This contest between the FTC and the CFPB is likely to continue into the foreseeable future. Each agency will be looking for big headlines and big penalties. If you’ve ever thought about moving your business to, say, Australia, this might be a good time.


  1. 1. howell clark [ September 26, 2012 @ 07:50AM ]

    frank-dodd was never about anything but growth and over reach of government using a popular little guy needs protection from the profit monsters lurking in banks and car dealer f&i offices to swell their public work force numbers .

  2. 2. Walt Massey [ October 14, 2012 @ 08:27AM ]

    Vote on Nov 6th and we can get rid of DFA and CFPB!!!!


Your Comment

Please note that comments may be moderated. 
Leave this field empty:
Your Name:  
Your Email:  


So Here's the Deal

Ronald J. Reahard
(Video) Selling Eight Products Without Losing the Customer

By Ronald J. Reahard
Is offering eight products a bad idea? The magazine’s resident F&I pro says it depends on the producer and the presentation.

He Had a Goal: Remembering David Ressler

By Ronald J. Reahard
Sometimes it’s not the teacher who leaves a lasting impression, it’s the student. The magazine’s resident F&I pro says goodbye to one trainee he will never forget.

[Video] Selling to Short-Term Owners

By Ronald J. Reahard

(Video) Selling High-Mileage VSC Plans

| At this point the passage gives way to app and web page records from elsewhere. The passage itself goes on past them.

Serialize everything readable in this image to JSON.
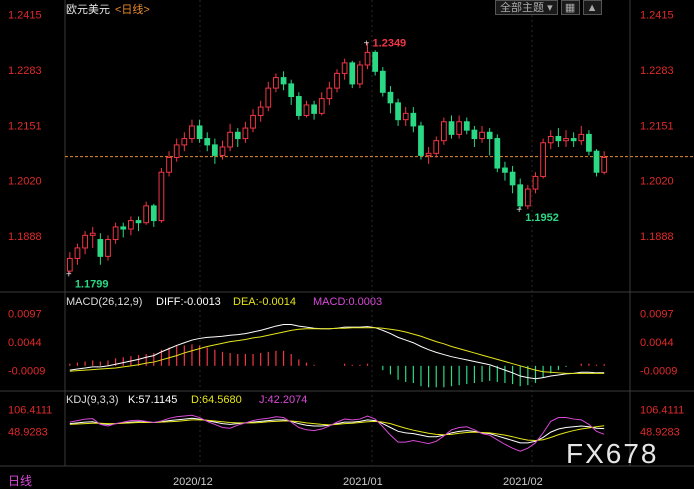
{
  "header": {
    "symbol": "欧元美元",
    "period": "<日线>",
    "theme_label": "全部主题",
    "dropdown_icon": "triangle-down-icon",
    "grid_icon": "grid-icon",
    "expand_icon": "triangle-up-icon"
  },
  "colors": {
    "up": "#f23645",
    "down": "#2bd985",
    "axis_text": "#e02a2a",
    "ref_line": "#e88a2c",
    "grid": "#2a2a2a",
    "macd_dif": "#ffffff",
    "macd_dea": "#e5e51a",
    "macd_hist": "#d94ad9",
    "kdj_k": "#ffffff",
    "kdj_d": "#e5e51a",
    "kdj_j": "#d94ad9"
  },
  "watermark": "FX678",
  "footer": {
    "period_label": "日线",
    "dates": [
      "2020/12",
      "2021/01",
      "2021/02"
    ]
  },
  "chart_data": [
    {
      "type": "candlestick",
      "ylim": [
        1.176,
        1.244
      ],
      "yticks": [
        "1.2415",
        "1.2283",
        "1.2151",
        "1.2020",
        "1.1888"
      ],
      "high_label": "1.2349",
      "low_label": "1.1799",
      "local_low_label": "1.1952",
      "ref_price": 1.2077,
      "candles": [
        [
          1.1805,
          1.1835,
          1.1799,
          1.185
        ],
        [
          1.1835,
          1.186,
          1.182,
          1.187
        ],
        [
          1.186,
          1.189,
          1.1845,
          1.19
        ],
        [
          1.189,
          1.1895,
          1.186,
          1.191
        ],
        [
          1.188,
          1.184,
          1.182,
          1.1895
        ],
        [
          1.184,
          1.188,
          1.183,
          1.189
        ],
        [
          1.188,
          1.191,
          1.187,
          1.192
        ],
        [
          1.191,
          1.1905,
          1.1885,
          1.192
        ],
        [
          1.1905,
          1.1925,
          1.189,
          1.1935
        ],
        [
          1.1925,
          1.192,
          1.19,
          1.1935
        ],
        [
          1.192,
          1.196,
          1.1915,
          1.197
        ],
        [
          1.196,
          1.1925,
          1.191,
          1.1965
        ],
        [
          1.1925,
          1.204,
          1.192,
          1.205
        ],
        [
          1.204,
          1.2075,
          1.203,
          1.209
        ],
        [
          1.2075,
          1.2105,
          1.2065,
          1.212
        ],
        [
          1.2105,
          1.212,
          1.209,
          1.2135
        ],
        [
          1.212,
          1.215,
          1.211,
          1.2165
        ],
        [
          1.215,
          1.212,
          1.211,
          1.2165
        ],
        [
          1.212,
          1.2105,
          1.209,
          1.2135
        ],
        [
          1.2105,
          1.208,
          1.206,
          1.212
        ],
        [
          1.208,
          1.21,
          1.207,
          1.2115
        ],
        [
          1.21,
          1.2135,
          1.209,
          1.2155
        ],
        [
          1.2135,
          1.212,
          1.21,
          1.2145
        ],
        [
          1.212,
          1.2145,
          1.211,
          1.216
        ],
        [
          1.2145,
          1.2175,
          1.2135,
          1.219
        ],
        [
          1.2175,
          1.2195,
          1.216,
          1.221
        ],
        [
          1.2195,
          1.224,
          1.2185,
          1.2255
        ],
        [
          1.224,
          1.2265,
          1.223,
          1.2275
        ],
        [
          1.2265,
          1.225,
          1.2235,
          1.228
        ],
        [
          1.225,
          1.222,
          1.22,
          1.226
        ],
        [
          1.222,
          1.2175,
          1.2165,
          1.223
        ],
        [
          1.2175,
          1.22,
          1.217,
          1.221
        ],
        [
          1.22,
          1.218,
          1.2165,
          1.221
        ],
        [
          1.218,
          1.2215,
          1.2175,
          1.223
        ],
        [
          1.2215,
          1.224,
          1.22,
          1.2255
        ],
        [
          1.224,
          1.2275,
          1.223,
          1.2285
        ],
        [
          1.2275,
          1.23,
          1.226,
          1.231
        ],
        [
          1.23,
          1.225,
          1.224,
          1.2305
        ],
        [
          1.225,
          1.2295,
          1.224,
          1.2305
        ],
        [
          1.2295,
          1.2325,
          1.2285,
          1.2349
        ],
        [
          1.2325,
          1.228,
          1.227,
          1.233
        ],
        [
          1.228,
          1.223,
          1.222,
          1.229
        ],
        [
          1.223,
          1.2205,
          1.218,
          1.2245
        ],
        [
          1.2205,
          1.2165,
          1.215,
          1.2215
        ],
        [
          1.2165,
          1.218,
          1.215,
          1.2195
        ],
        [
          1.218,
          1.215,
          1.2135,
          1.2195
        ],
        [
          1.215,
          1.208,
          1.207,
          1.216
        ],
        [
          1.208,
          1.2085,
          1.206,
          1.21
        ],
        [
          1.2085,
          1.2115,
          1.2075,
          1.2125
        ],
        [
          1.2115,
          1.216,
          1.2105,
          1.217
        ],
        [
          1.216,
          1.213,
          1.212,
          1.2175
        ],
        [
          1.213,
          1.216,
          1.212,
          1.2175
        ],
        [
          1.216,
          1.214,
          1.213,
          1.217
        ],
        [
          1.214,
          1.212,
          1.21,
          1.215
        ],
        [
          1.212,
          1.2135,
          1.211,
          1.215
        ],
        [
          1.2135,
          1.212,
          1.208,
          1.2145
        ],
        [
          1.212,
          1.205,
          1.204,
          1.213
        ],
        [
          1.205,
          1.204,
          1.202,
          1.2065
        ],
        [
          1.204,
          1.201,
          1.199,
          1.2055
        ],
        [
          1.201,
          1.196,
          1.1952,
          1.2025
        ],
        [
          1.196,
          1.2,
          1.1952,
          1.201
        ],
        [
          1.2,
          1.203,
          1.199,
          1.204
        ],
        [
          1.203,
          1.211,
          1.2025,
          1.212
        ],
        [
          1.211,
          1.2125,
          1.2095,
          1.214
        ],
        [
          1.2125,
          1.2115,
          1.21,
          1.2145
        ],
        [
          1.2115,
          1.212,
          1.21,
          1.214
        ],
        [
          1.212,
          1.2115,
          1.21,
          1.2135
        ],
        [
          1.2115,
          1.213,
          1.2105,
          1.215
        ],
        [
          1.213,
          1.209,
          1.208,
          1.214
        ],
        [
          1.209,
          1.204,
          1.203,
          1.2095
        ],
        [
          1.204,
          1.2075,
          1.2035,
          1.209
        ]
      ]
    },
    {
      "type": "line",
      "title": "MACD(26,12,9)",
      "legend": [
        "DIFF:-0.0013",
        "DEA:-0.0014",
        "MACD:0.0003"
      ],
      "ylim": [
        -0.0045,
        0.013
      ],
      "yticks": [
        "0.0097",
        "0.0044",
        "-0.0009"
      ],
      "series": [
        {
          "name": "DIFF",
          "values": [
            -0.0008,
            -0.0006,
            -0.0004,
            -0.0002,
            -0.0002,
            0.0,
            0.0003,
            0.0006,
            0.0009,
            0.0012,
            0.0016,
            0.0019,
            0.0026,
            0.0032,
            0.0038,
            0.0043,
            0.0048,
            0.0051,
            0.0053,
            0.0054,
            0.0055,
            0.0057,
            0.0058,
            0.006,
            0.0063,
            0.0066,
            0.007,
            0.0074,
            0.0077,
            0.0077,
            0.0074,
            0.0072,
            0.007,
            0.0069,
            0.0069,
            0.007,
            0.0072,
            0.0072,
            0.0072,
            0.0073,
            0.0071,
            0.0066,
            0.006,
            0.0053,
            0.0048,
            0.0043,
            0.0036,
            0.003,
            0.0025,
            0.0021,
            0.0017,
            0.0014,
            0.0011,
            0.0008,
            0.0005,
            0.0002,
            -0.0003,
            -0.0008,
            -0.0013,
            -0.0019,
            -0.0022,
            -0.0024,
            -0.0022,
            -0.0019,
            -0.0017,
            -0.0015,
            -0.0014,
            -0.0012,
            -0.0012,
            -0.0013,
            -0.0013
          ]
        },
        {
          "name": "DEA",
          "values": [
            -0.001,
            -0.0009,
            -0.0008,
            -0.0007,
            -0.0006,
            -0.0005,
            -0.0004,
            -0.0002,
            0.0,
            0.0002,
            0.0005,
            0.0007,
            0.0011,
            0.0015,
            0.0019,
            0.0024,
            0.0028,
            0.0032,
            0.0036,
            0.0039,
            0.0042,
            0.0045,
            0.0047,
            0.0049,
            0.0052,
            0.0054,
            0.0057,
            0.006,
            0.0063,
            0.0066,
            0.0068,
            0.0069,
            0.0069,
            0.0069,
            0.0069,
            0.007,
            0.007,
            0.0071,
            0.0071,
            0.0071,
            0.0071,
            0.007,
            0.0068,
            0.0066,
            0.0063,
            0.0059,
            0.0055,
            0.005,
            0.0045,
            0.0041,
            0.0036,
            0.0032,
            0.0028,
            0.0024,
            0.002,
            0.0016,
            0.0012,
            0.0008,
            0.0004,
            0.0,
            -0.0004,
            -0.0008,
            -0.0011,
            -0.0012,
            -0.0013,
            -0.0014,
            -0.0014,
            -0.0014,
            -0.0014,
            -0.0014,
            -0.0014
          ]
        }
      ],
      "histogram": [
        0.0004,
        0.0006,
        0.0008,
        0.001,
        0.0008,
        0.001,
        0.0014,
        0.0016,
        0.0018,
        0.002,
        0.0022,
        0.0024,
        0.003,
        0.0034,
        0.0038,
        0.0038,
        0.004,
        0.0038,
        0.0034,
        0.003,
        0.0026,
        0.0024,
        0.0022,
        0.0022,
        0.0022,
        0.0024,
        0.0026,
        0.0028,
        0.0028,
        0.0022,
        0.0012,
        0.0006,
        0.0002,
        0.0,
        0.0,
        0.0,
        0.0004,
        0.0002,
        0.0002,
        0.0004,
        0.0,
        -0.0008,
        -0.0016,
        -0.0026,
        -0.003,
        -0.0032,
        -0.0038,
        -0.004,
        -0.004,
        -0.004,
        -0.0038,
        -0.0036,
        -0.0034,
        -0.0032,
        -0.003,
        -0.0028,
        -0.003,
        -0.0032,
        -0.0034,
        -0.0038,
        -0.0036,
        -0.0032,
        -0.0022,
        -0.0014,
        -0.0008,
        -0.0002,
        0.0,
        0.0004,
        0.0004,
        0.0002,
        0.0003
      ]
    },
    {
      "type": "line",
      "title": "KDJ(9,3,3)",
      "legend": [
        "K:57.1145",
        "D:64.5680",
        "J:42.2074"
      ],
      "ylim": [
        -30,
        150
      ],
      "yticks": [
        "106.4111",
        "48.9283"
      ],
      "series": [
        {
          "name": "K",
          "values": [
            70,
            72,
            74,
            75,
            70,
            68,
            70,
            72,
            74,
            75,
            74,
            73,
            75,
            78,
            80,
            82,
            84,
            82,
            78,
            74,
            70,
            68,
            70,
            72,
            74,
            76,
            78,
            80,
            80,
            76,
            70,
            66,
            64,
            64,
            66,
            70,
            74,
            74,
            76,
            80,
            78,
            70,
            60,
            50,
            46,
            44,
            40,
            36,
            36,
            40,
            46,
            50,
            52,
            50,
            46,
            44,
            38,
            32,
            26,
            20,
            20,
            24,
            34,
            48,
            56,
            60,
            62,
            64,
            62,
            58,
            57
          ]
        },
        {
          "name": "D",
          "values": [
            68,
            69,
            70,
            71,
            71,
            70,
            70,
            71,
            72,
            73,
            73,
            73,
            74,
            75,
            76,
            78,
            80,
            80,
            79,
            77,
            75,
            73,
            72,
            72,
            72,
            73,
            75,
            76,
            77,
            77,
            75,
            72,
            70,
            68,
            67,
            68,
            70,
            71,
            73,
            75,
            76,
            74,
            70,
            64,
            58,
            53,
            49,
            45,
            42,
            41,
            42,
            45,
            47,
            48,
            47,
            46,
            43,
            40,
            36,
            31,
            27,
            26,
            28,
            34,
            41,
            47,
            52,
            56,
            59,
            62,
            64.5
          ]
        },
        {
          "name": "J",
          "values": [
            74,
            78,
            82,
            83,
            68,
            64,
            70,
            74,
            78,
            79,
            76,
            73,
            77,
            84,
            88,
            90,
            92,
            86,
            76,
            68,
            60,
            58,
            66,
            72,
            78,
            82,
            84,
            88,
            86,
            74,
            60,
            54,
            52,
            56,
            64,
            74,
            82,
            80,
            82,
            90,
            82,
            62,
            40,
            22,
            22,
            26,
            22,
            18,
            24,
            38,
            54,
            60,
            62,
            54,
            44,
            40,
            28,
            16,
            6,
            -2,
            6,
            20,
            46,
            76,
            86,
            86,
            82,
            80,
            68,
            50,
            42.2
          ]
        }
      ]
    }
  ]
}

By Ronald J. Reahard

Done Deal

Gregory Arroyo
Who Will Take Up the CFPB's Torch?

By Gregory Arroyo
The CFPB’s acting director tells state regulators there will no longer be ‘regulation by enforcement,” but the editor believes there’s a long list of regulators waiting to take up the torch.

Military Lending Act Guidance: The Gift That Keeps On Giving

By Gregory Arroyo
Thanks could be in order when the industry gets together for NADA 2018, as the editor hears that a resolution to the Military Lending Act controversy isn’t far off.

Resolution Needed

By Gregory Arroyo

Rescinding the CFPB’s Auto Finance Guidance

By Gregory Arroyo

Mad Marv

Marv Eleazer
Proper Deal Structure Moves Mountains

By Marv Eleazer
His Madness has a simple but powerful piece of advice for newbie F&I managers and those struggling to adapt to the way finance sources are rating credit-challenged car buyers.

Show Us Some Love

By Marv Eleazer
His Madness has a message for dealers walking the show floor at NADA 2018: Don’t forget about the people who drive your business.

Chargeback Prevention

By Marv Eleazer

Your F&I Backup Plan

By Marv Eleazer

On the Point

Jim Ziegler
Sharpen Your Survival Skills

By Jim Ziegler
‘Da Man’ has a plan you can use to survive the collapse of the car business and remain profitable through the dealer apocalypse.

Sales Rock Stars Still Exist

By Jim Ziegler
Da Man says $40,000-a-month sales rock stars still exist. He says you’ll find them on YouTube and Facebook Live.

The New Stooges

By Jim Ziegler

Is Your Quick Lube Driving Away Business?

By Jim Ziegler